Xiaomi plans to invest about 100-billion yuan (US$15.3-billion; R227-billion) over the next three years to manufacture electric cars, a person familiar with the matter said, embarking on its biggest-ever overhaul to enter China’s booming EV market.
The Chinese smartphone maker is the latest to pile into an already crowded arena, where an array of automakers from Tesla to local upstarts Nio and Xpeng are battling for a slice of the world’s biggest EV market. Search giant Baidu and Geely Automobile Holdings are also said to be teaming up to build electric cars. EV sales in China may climb more than 50% this year alone as consumers embrace cleaner automobiles and costs tumble, research firm Canalys estimates.
Xiaomi joins fellow tech giants from Apple to Huawei Technologies in targeting the vehicle industry, betting cars of the future will grow increasingly autonomous and connected. Xiaomi will invest about 60% of the envisioned sum and plans to finance the rest, said the person, who asked not be identified because the plans are private. The smartphone maker had just under 100-billion yuan of cash and equivalents at the end of 2020.
The Beijing-based company will outsource car assembly to contract manufacturers, a model it uses for its smartphones, according to the person. Xiaomi relies on contract manufacturers such as Taiwan’s Foxconn Technology Group to make its mobile devices.
However, the company has no plans to choose “established” automakers for its manufacturing partners, the person said.

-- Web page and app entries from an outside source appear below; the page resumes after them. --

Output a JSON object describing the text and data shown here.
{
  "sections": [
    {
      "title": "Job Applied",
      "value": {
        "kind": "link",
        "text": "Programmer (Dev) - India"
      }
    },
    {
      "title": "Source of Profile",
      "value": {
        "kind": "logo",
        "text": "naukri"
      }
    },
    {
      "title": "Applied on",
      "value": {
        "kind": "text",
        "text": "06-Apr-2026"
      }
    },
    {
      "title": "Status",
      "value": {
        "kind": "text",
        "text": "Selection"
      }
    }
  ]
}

Great Wall Motor last week rejected a Reuters report it will help Xiaomi make EVs.
Billionaire Xiaomi co-founder Lei Jun led a review of the EV industry’s potential several months ago and a final decision to enter the arena was made in recent weeks, said another person familiar with the matter. Xiaomi has already hired engineers to work on software to be embedded in its cars, the person added.
It’s venturing into unfamiliar territory. Founded by Lei more than a decade ago, Xiaomi became the fastest-growing smartphone maker in China in the fourth quarter of last year after Huawei found it difficult to source key chips because of US sanctions. Beyond phones, it’s best known for running Internet services and making a range of cut-price home gadgets from rice cookers to robo-vacuums. — (c) 2021 Bloomberg LP